We also review two coffees from islands other than the coffee-dominant Big Island. The Daylight Mind Coffee Company sent a coffee from Waialua Estate on the North Shore of Oahu. Waialua Estate is a medium-sized, relatively technified farm that uses machines to harvest the coffees rather than increasingly difficult-to-find manual pickers. However, the Daylight Mind 100% Waialua Peaberry, reviewed here at 90, is hardly an off-the-rack coffee. It was produced from trees of a rare, recently developed hybrid variety that attempts to combine the exotic cup complexities of the Mokka variety, a variety now established on the island of Maui that expresses sensory and physical traits typical of ancient Ethiopia and Yemen coffees, with the traditional Typica variety associated with Kona. Dubbed Pohihiu, this variety, at least the sample we cupped, was engaging and promising, though it exhibited some unevenness that probably derived from variations in fruit removal and drying. Nevertheless, this is a variety to keep an eye on, should volume increase and the rather odd and engaging cup character displayed by this month’s sample prove to be inherent to the variety and stable.
The Ka’anapali coast of Maui, home to the old town of Lahaina and scores of beach-front hotels, motels and condos, has for some twenty years, through a series of commercial ups and downs, been producing interesting coffees from original experimental plantings of a range of varieties of Arabica. The most famous of these Ka’anapali-grown varieties is the Mokka, with its tiny beans and striking, Ethiopia-like cup profile, but other less exotic varieties also have had sensory success, including the dried-in-the-fruit “natural” processed Yellow Caturra that went into the bags of the Haleakala Sunrise from the Canadian roaster Kona Kimo, reviewed her at 90. Probably owing to the very dry weather at harvest in Ka’anapali and the use of Brazilian methods of fruit-separation and processing, the Haleakala Sunrise resembles good Brazil naturals, crisp, gentle and cedary, rather than the fruity and often brandyish naturals associated with Ethiopia and Central America.

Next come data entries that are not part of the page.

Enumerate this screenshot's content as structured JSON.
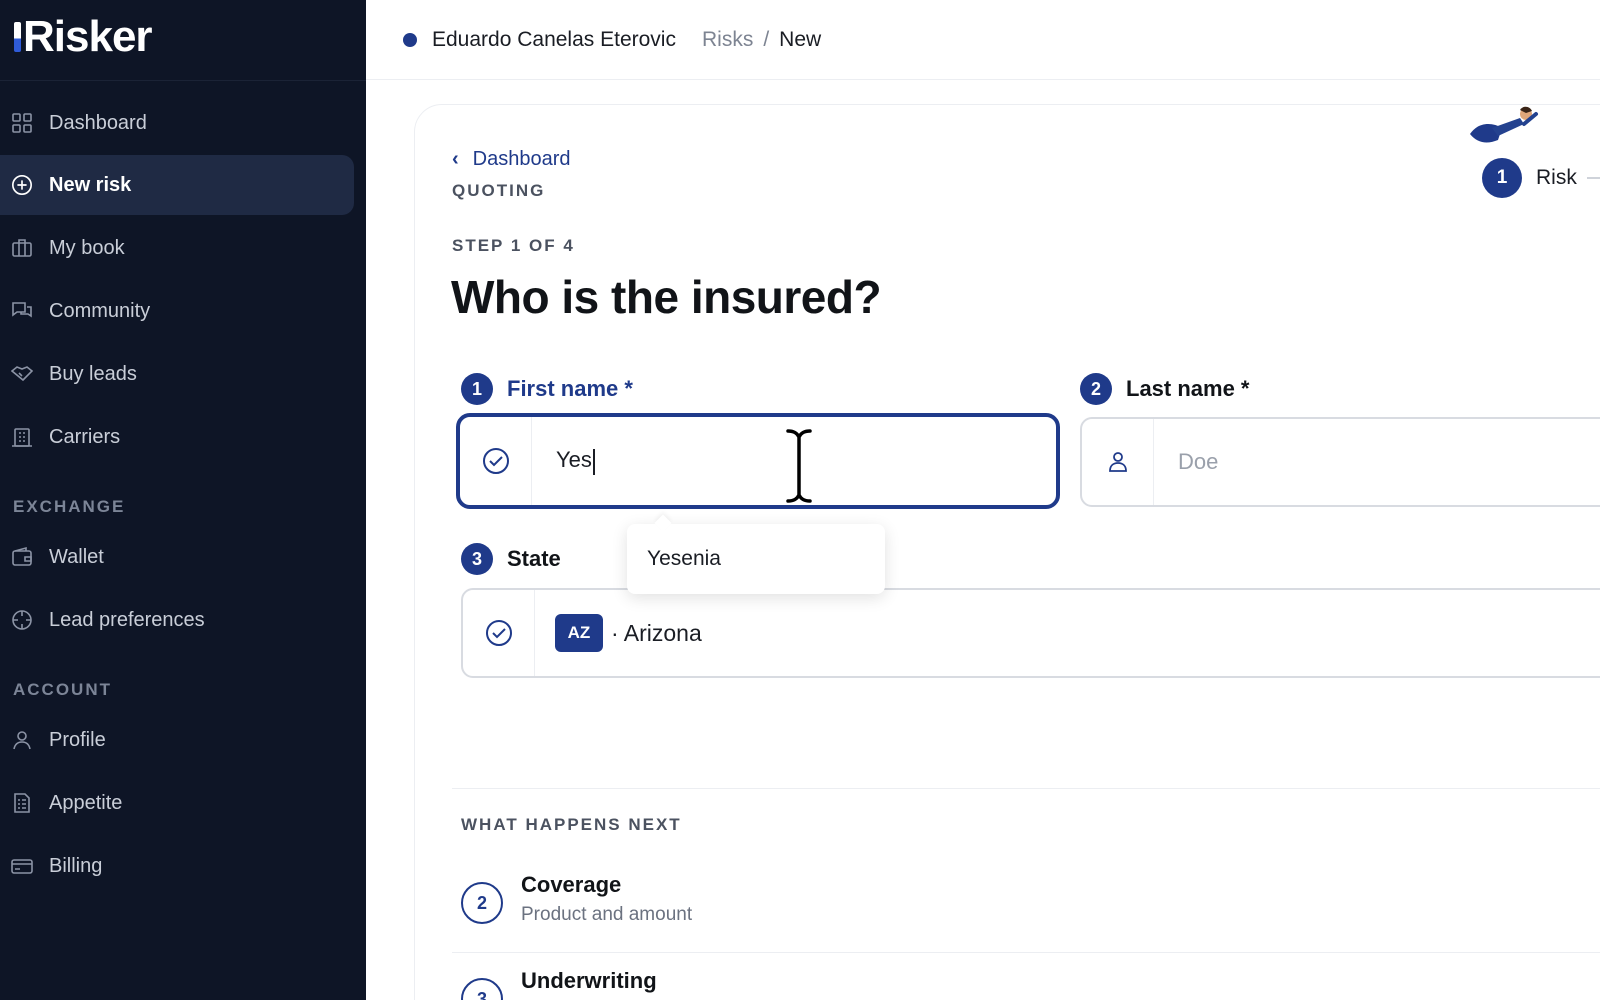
{
  "app": {
    "logo": "Risker"
  },
  "sidebar": {
    "items": [
      {
        "label": "Dashboard",
        "icon": "grid-icon"
      },
      {
        "label": "New risk",
        "icon": "plus-circle-icon",
        "active": true
      },
      {
        "label": "My book",
        "icon": "briefcase-icon"
      },
      {
        "label": "Community",
        "icon": "chat-icon"
      },
      {
        "label": "Buy leads",
        "icon": "handshake-icon"
      },
      {
        "label": "Carriers",
        "icon": "building-icon"
      }
    ],
    "exchange_title": "EXCHANGE",
    "exchange_items": [
      {
        "label": "Wallet",
        "icon": "wallet-icon"
      },
      {
        "label": "Lead preferences",
        "icon": "target-icon"
      }
    ],
    "account_title": "ACCOUNT",
    "account_items": [
      {
        "label": "Profile",
        "icon": "user-icon"
      },
      {
        "label": "Appetite",
        "icon": "document-icon"
      },
      {
        "label": "Billing",
        "icon": "card-icon"
      }
    ]
  },
  "header": {
    "user": "Eduardo Canelas Eterovic",
    "breadcrumb_parent": "Risks",
    "breadcrumb_sep": "/",
    "breadcrumb_current": "New"
  },
  "form": {
    "back_label": "Dashboard",
    "section": "QUOTING",
    "step": "STEP 1 OF 4",
    "title": "Who is the insured?",
    "first_name": {
      "num": "1",
      "label": "First name *",
      "value": "Yes"
    },
    "last_name": {
      "num": "2",
      "label": "Last name *",
      "placeholder": "Doe"
    },
    "state": {
      "num": "3",
      "label": "State",
      "code": "AZ",
      "value": "· Arizona"
    },
    "suggestion": "Yesenia"
  },
  "stepper": {
    "num": "1",
    "label": "Risk"
  },
  "next": {
    "title": "WHAT HAPPENS NEXT",
    "items": [
      {
        "num": "2",
        "title": "Coverage",
        "subtitle": "Product and amount"
      },
      {
        "num": "3",
        "title": "Underwriting",
        "subtitle": ""
      }
    ]
  },
  "colors": {
    "sidebar_bg": "#0e1526",
    "accent": "#1f3a8a"
  }
}
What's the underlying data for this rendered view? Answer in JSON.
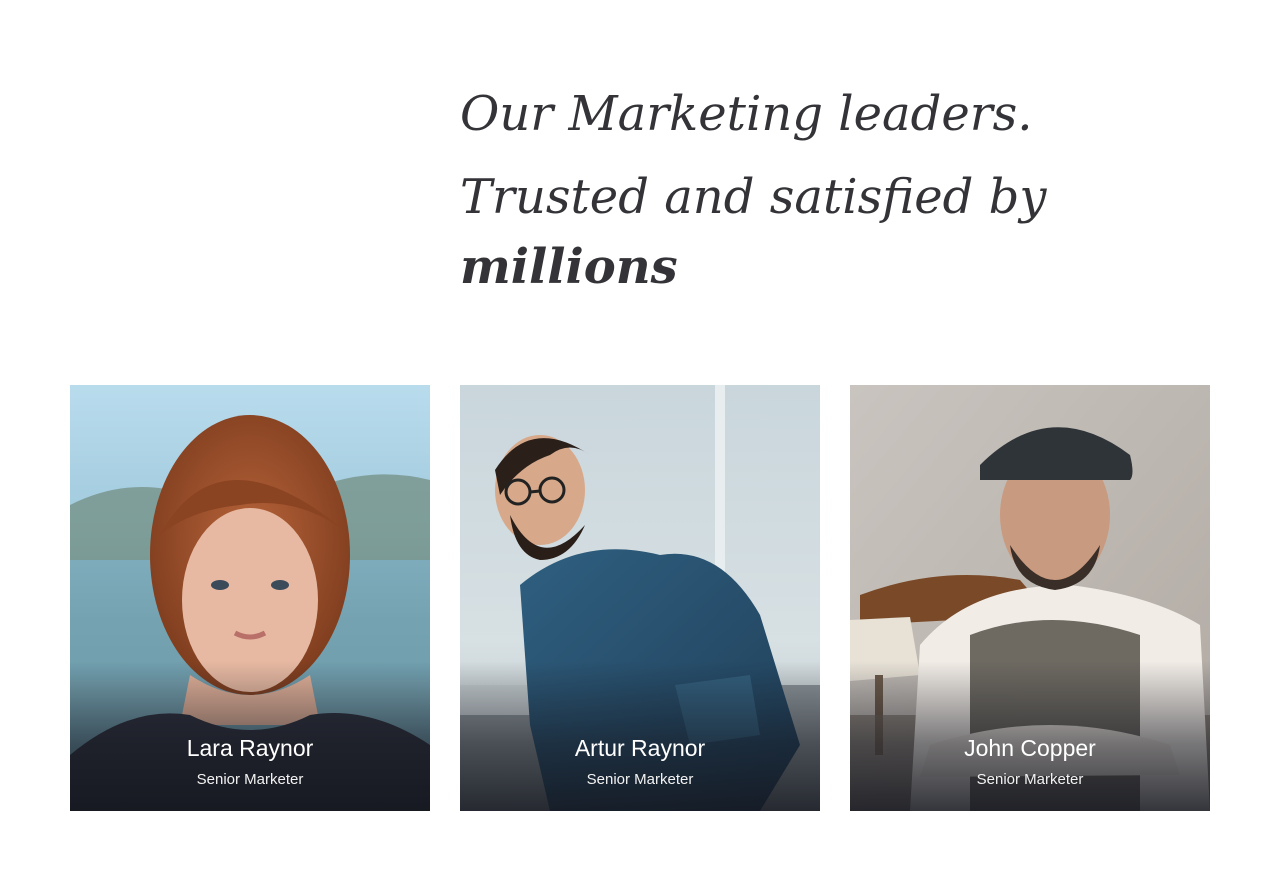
{
  "heading": {
    "line1": "Our Marketing leaders.",
    "line2_prefix": "Trusted and satisfied by",
    "line2_emphasis": "millions"
  },
  "team": [
    {
      "name": "Lara Raynor",
      "role": "Senior Marketer"
    },
    {
      "name": "Artur Raynor",
      "role": "Senior Marketer"
    },
    {
      "name": "John Copper",
      "role": "Senior Marketer"
    }
  ],
  "colors": {
    "heading_text": "#333338",
    "caption_text": "#ffffff",
    "background": "#ffffff"
  }
}
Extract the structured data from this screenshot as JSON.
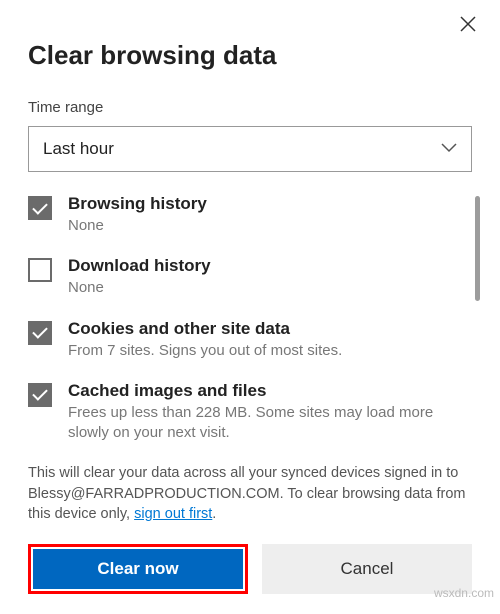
{
  "title": "Clear browsing data",
  "timeRange": {
    "label": "Time range",
    "selected": "Last hour"
  },
  "items": [
    {
      "checked": true,
      "title": "Browsing history",
      "desc": "None"
    },
    {
      "checked": false,
      "title": "Download history",
      "desc": "None"
    },
    {
      "checked": true,
      "title": "Cookies and other site data",
      "desc": "From 7 sites. Signs you out of most sites."
    },
    {
      "checked": true,
      "title": "Cached images and files",
      "desc": "Frees up less than 228 MB. Some sites may load more slowly on your next visit."
    }
  ],
  "info": {
    "prefix": "This will clear your data across all your synced devices signed in to Blessy@FARRADPRODUCTION.COM. To clear browsing data from this device only, ",
    "link": "sign out first",
    "suffix": "."
  },
  "buttons": {
    "primary": "Clear now",
    "secondary": "Cancel"
  },
  "watermark": "wsxdn.com"
}
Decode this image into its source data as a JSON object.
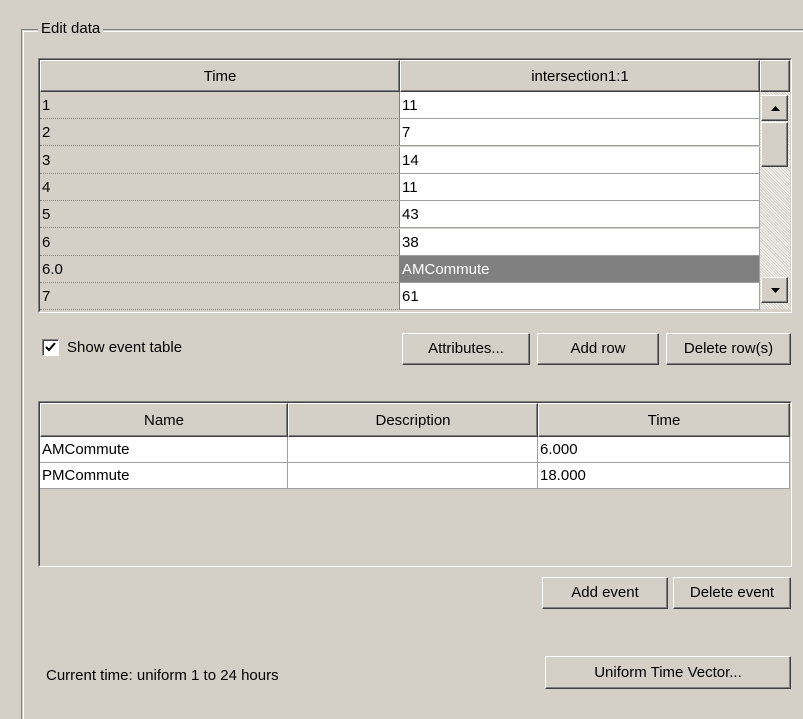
{
  "group": {
    "title": "Edit data"
  },
  "data_table": {
    "columns": [
      "Time",
      "intersection1:1"
    ],
    "rows": [
      [
        "1",
        "11"
      ],
      [
        "2",
        "7"
      ],
      [
        "3",
        "14"
      ],
      [
        "4",
        "11"
      ],
      [
        "5",
        "43"
      ],
      [
        "6",
        "38"
      ],
      [
        "6.0",
        "AMCommute"
      ],
      [
        "7",
        "61"
      ]
    ],
    "selected_row": 6
  },
  "show_event_table": {
    "label": "Show event table",
    "checked": true
  },
  "buttons": {
    "attributes": "Attributes...",
    "add_row": "Add row",
    "delete_rows": "Delete row(s)",
    "add_event": "Add event",
    "delete_event": "Delete event",
    "uniform_time_vector": "Uniform Time Vector..."
  },
  "event_table": {
    "columns": [
      "Name",
      "Description",
      "Time"
    ],
    "rows": [
      [
        "AMCommute",
        "",
        "6.000"
      ],
      [
        "PMCommute",
        "",
        "18.000"
      ]
    ]
  },
  "status": {
    "current_time": "Current time: uniform 1 to 24 hours"
  },
  "icons": {
    "scroll_up": "scroll-up-arrow-icon",
    "scroll_down": "scroll-down-arrow-icon",
    "check": "checkmark-icon"
  }
}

Hawaii Coffee-Buying Advice
Based on this crop year, and given the very limited volume of our sampling, here are some generalizations aimed at assisting the Hawaii-buying coffee consumer:
- Small farms with solid traditions and respected names produce the best Kona and Ka’u coffees. Only one generically identified 100% Kona, the Kona Fancy from Honolulu’s Downtown Coffee, made our review cut at 91. The Rusty’s Hawaiian small-farm Ka’us averaged over 90, whereas the two generic Ka’us averaged 87.
- Hawaiian coffees generally, including Konas, continue to suffer from character-destroying dark and ultra-dark roasting.
- Beware of “Hawaiian coffee blends.” One of the three such blends we tested was a solid, respectable coffee (Manny’s Brew 100% Hawaiian, rated 89, not reviewed here), but two other “Hawaiian” blends contained tainted green coffees, in one case mildly tainted and in the other savagely, outrageously tainted.